Well, OK, Louisiana’s oil refineries don’t have accidents every single day. Just six days a week on average. Actually, to be specific, 6.3 days a week.

Last year, the 17 refineries and two associated chemical plants in the state experienced 327 accidents, releasing 2.4 million pounds of air pollution, including such poisons as benzene and sulfur, and 12.7 million gallons of water pollution. That’s according to a report published Tuesday [PDF] by the nonprofit Louisiana Bucket Brigade, which compiled the data from refineries’ individual accident reports.

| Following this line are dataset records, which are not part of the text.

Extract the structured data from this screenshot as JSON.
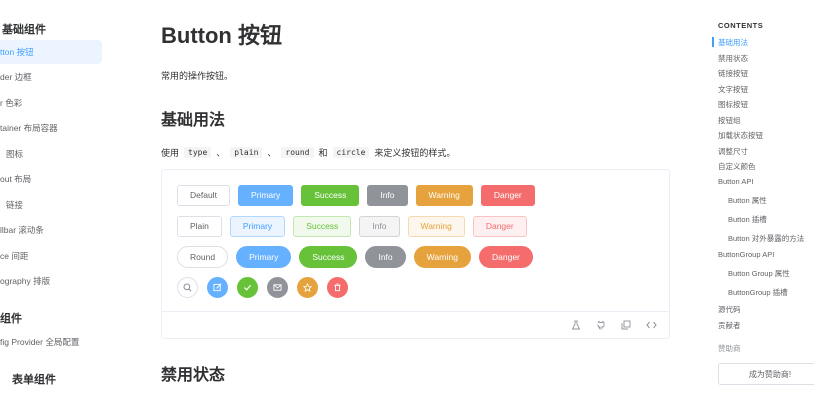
{
  "sidebar": {
    "group_basic": "基础组件",
    "items": [
      {
        "label": "tton 按钮",
        "active": true
      },
      {
        "label": "der 边框"
      },
      {
        "label": "r 色彩"
      },
      {
        "label": "tainer 布局容器"
      },
      {
        "label": "图标"
      },
      {
        "label": "out 布局"
      },
      {
        "label": "链接"
      },
      {
        "label": "llbar 滚动条"
      },
      {
        "label": "ce 间距"
      },
      {
        "label": "ography 排版"
      }
    ],
    "group_config": "组件",
    "config_item": "fig Provider 全局配置",
    "group_form": "表单组件"
  },
  "main": {
    "title": "Button 按钮",
    "desc": "常用的操作按钮。",
    "section_basic": "基础用法",
    "usage": {
      "prefix": "使用",
      "type": "type",
      "sep1": "、",
      "plain": "plain",
      "sep2": "、",
      "round": "round",
      "and": "和",
      "circle": "circle",
      "suffix": "来定义按钮的样式。"
    },
    "buttons": {
      "default": "Default",
      "plain_label": "Plain",
      "round_label": "Round",
      "primary": "Primary",
      "success": "Success",
      "info": "Info",
      "warning": "Warning",
      "danger": "Danger"
    },
    "footer_icons": [
      "flask-icon",
      "github-icon",
      "copy-icon",
      "code-icon"
    ],
    "section_disabled": "禁用状态"
  },
  "toc": {
    "title": "CONTENTS",
    "items": [
      {
        "label": "基础用法",
        "active": true
      },
      {
        "label": "禁用状态"
      },
      {
        "label": "链接按钮"
      },
      {
        "label": "文字按钮"
      },
      {
        "label": "图标按钮"
      },
      {
        "label": "按钮组"
      },
      {
        "label": "加载状态按钮"
      },
      {
        "label": "调整尺寸"
      },
      {
        "label": "自定义颜色"
      },
      {
        "label": "Button API"
      },
      {
        "label": "Button 属性",
        "sub": true
      },
      {
        "label": "Button 插槽",
        "sub": true
      },
      {
        "label": "Button 对外暴露的方法",
        "sub": true
      },
      {
        "label": "ButtonGroup API"
      },
      {
        "label": "Button Group 属性",
        "sub": true
      },
      {
        "label": "ButtonGroup 插槽",
        "sub": true
      },
      {
        "label": "源代码"
      },
      {
        "label": "贡献者"
      }
    ],
    "sponsor_label": "赞助商",
    "sponsor_button": "成为赞助商!"
  },
  "colors": {
    "primary": "#409eff",
    "success": "#67c23a",
    "info": "#909399",
    "warning": "#e6a23c",
    "danger": "#f56c6c"
  }
}
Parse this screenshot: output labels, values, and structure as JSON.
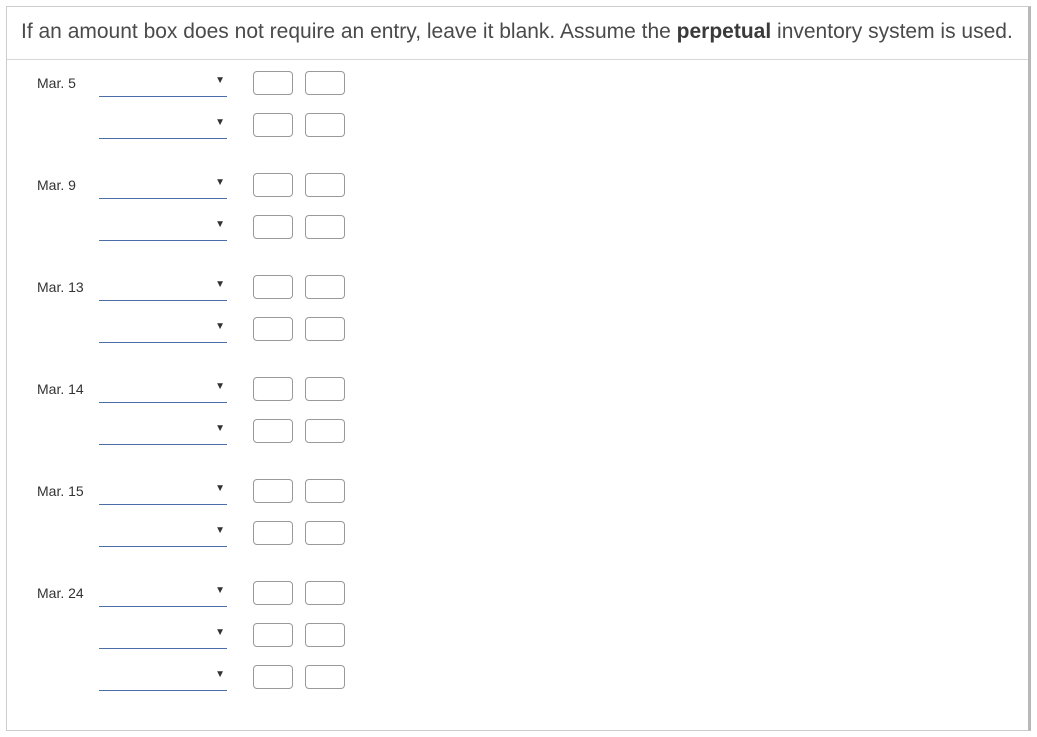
{
  "instructions": {
    "text_before": "If an amount box does not require an entry, leave it blank. Assume the ",
    "bold_text": "perpetual",
    "text_after": " inventory system is used."
  },
  "entry_groups": [
    {
      "date": "Mar. 5",
      "rows": 2
    },
    {
      "date": "Mar. 9",
      "rows": 2
    },
    {
      "date": "Mar. 13",
      "rows": 2
    },
    {
      "date": "Mar. 14",
      "rows": 2
    },
    {
      "date": "Mar. 15",
      "rows": 2
    },
    {
      "date": "Mar. 24",
      "rows": 3
    }
  ]
}
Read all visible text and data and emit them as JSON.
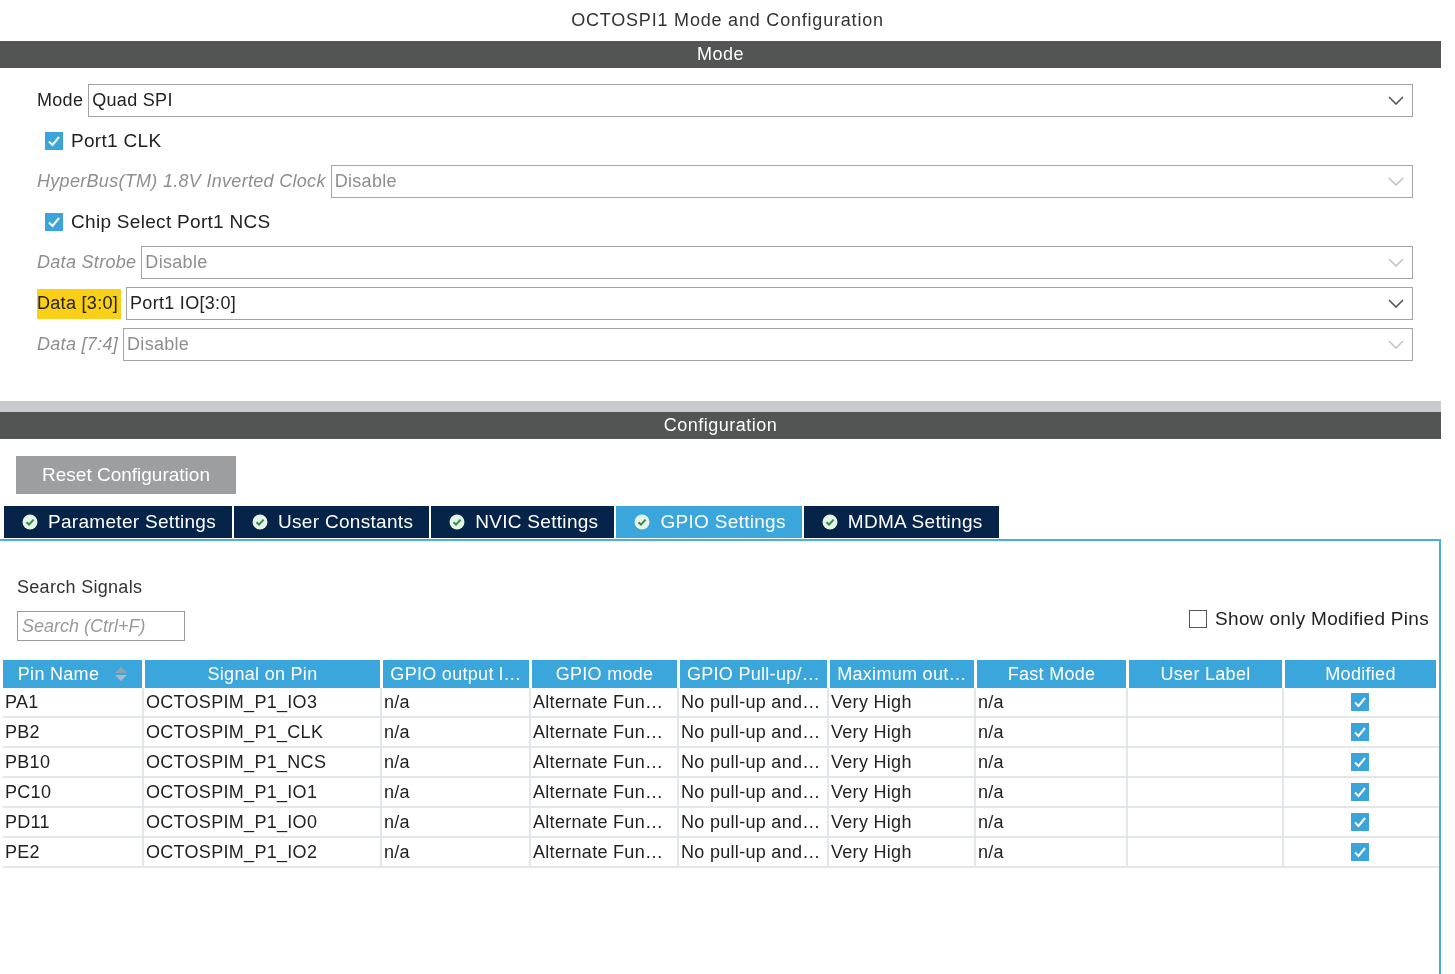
{
  "window": {
    "title": "OCTOSPI1 Mode and Configuration"
  },
  "mode_section": {
    "header": "Mode",
    "fields": [
      {
        "kind": "select",
        "label": "Mode",
        "value": "Quad SPI",
        "disabled": false,
        "highlighted": false
      },
      {
        "kind": "checkbox",
        "label": "Port1 CLK",
        "checked": true
      },
      {
        "kind": "select",
        "label": "HyperBus(TM) 1.8V Inverted Clock",
        "value": "Disable",
        "disabled": true,
        "highlighted": false
      },
      {
        "kind": "checkbox",
        "label": "Chip Select Port1 NCS",
        "checked": true
      },
      {
        "kind": "select",
        "label": "Data Strobe",
        "value": "Disable",
        "disabled": true,
        "highlighted": false
      },
      {
        "kind": "select",
        "label": "Data [3:0]",
        "value": "Port1 IO[3:0]",
        "disabled": false,
        "highlighted": true
      },
      {
        "kind": "select",
        "label": "Data [7:4]",
        "value": "Disable",
        "disabled": true,
        "highlighted": false
      }
    ]
  },
  "configuration_section": {
    "header": "Configuration",
    "reset_button": "Reset Configuration",
    "tabs": [
      {
        "label": "Parameter Settings",
        "selected": false
      },
      {
        "label": "User Constants",
        "selected": false
      },
      {
        "label": "NVIC Settings",
        "selected": false
      },
      {
        "label": "GPIO Settings",
        "selected": true
      },
      {
        "label": "MDMA Settings",
        "selected": false
      }
    ],
    "search": {
      "label": "Search Signals",
      "placeholder": "Search (Ctrl+F)"
    },
    "show_only_modified": {
      "label": "Show only Modified Pins",
      "checked": false
    },
    "table": {
      "columns": [
        {
          "label": "Pin Name",
          "sorted": true
        },
        {
          "label": "Signal on Pin",
          "sorted": false
        },
        {
          "label": "GPIO output l…",
          "sorted": false
        },
        {
          "label": "GPIO mode",
          "sorted": false
        },
        {
          "label": "GPIO Pull-up/…",
          "sorted": false
        },
        {
          "label": "Maximum out…",
          "sorted": false
        },
        {
          "label": "Fast Mode",
          "sorted": false
        },
        {
          "label": "User Label",
          "sorted": false
        },
        {
          "label": "Modified",
          "sorted": false
        }
      ],
      "rows": [
        {
          "cells": [
            "PA1",
            "OCTOSPIM_P1_IO3",
            "n/a",
            "Alternate Fun…",
            "No pull-up and…",
            "Very High",
            "n/a"
          ],
          "modified": true
        },
        {
          "cells": [
            "PB2",
            "OCTOSPIM_P1_CLK",
            "n/a",
            "Alternate Fun…",
            "No pull-up and…",
            "Very High",
            "n/a"
          ],
          "modified": true
        },
        {
          "cells": [
            "PB10",
            "OCTOSPIM_P1_NCS",
            "n/a",
            "Alternate Fun…",
            "No pull-up and…",
            "Very High",
            "n/a"
          ],
          "modified": true
        },
        {
          "cells": [
            "PC10",
            "OCTOSPIM_P1_IO1",
            "n/a",
            "Alternate Fun…",
            "No pull-up and…",
            "Very High",
            "n/a"
          ],
          "modified": true
        },
        {
          "cells": [
            "PD11",
            "OCTOSPIM_P1_IO0",
            "n/a",
            "Alternate Fun…",
            "No pull-up and…",
            "Very High",
            "n/a"
          ],
          "modified": true
        },
        {
          "cells": [
            "PE2",
            "OCTOSPIM_P1_IO2",
            "n/a",
            "Alternate Fun…",
            "No pull-up and…",
            "Very High",
            "n/a"
          ],
          "modified": true
        }
      ]
    }
  }
}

One example involves a release of materials at ExxonMobil’s Baton Rouge facility where there was an initial report of at least 10 pounds of benzene as required by law within an hour of the release.

It turned out the release was more than 31,000 pounds.
The Louisiana Mid-Continent Oil and Gas Association responded by questioning the credibility of the report and saying the industry is “making strong environmental progress.”

10 pounds, 31,000 pounds, it’s just a few zeros, amiright?

Let’s be clear. While there will probably always be a certain amount of risk laboring in a refinery, these facilities could be far safer. But, beginning with the Reagan Administration, the United Sates made a decision to deemphasize workplace safety and health in favor of corporate prerogative and profit, using terms like “burdensome regulations” and “small government” as euphemisms for the ultimate goal of rolling back decades of gains by the labor and environmental movements that made Americans healthier and safer, both on and off the job.

And the collective cost of all these accidents and emissions? Well, they don’t call that area of Louisiana “Cancer Alley” for nothing.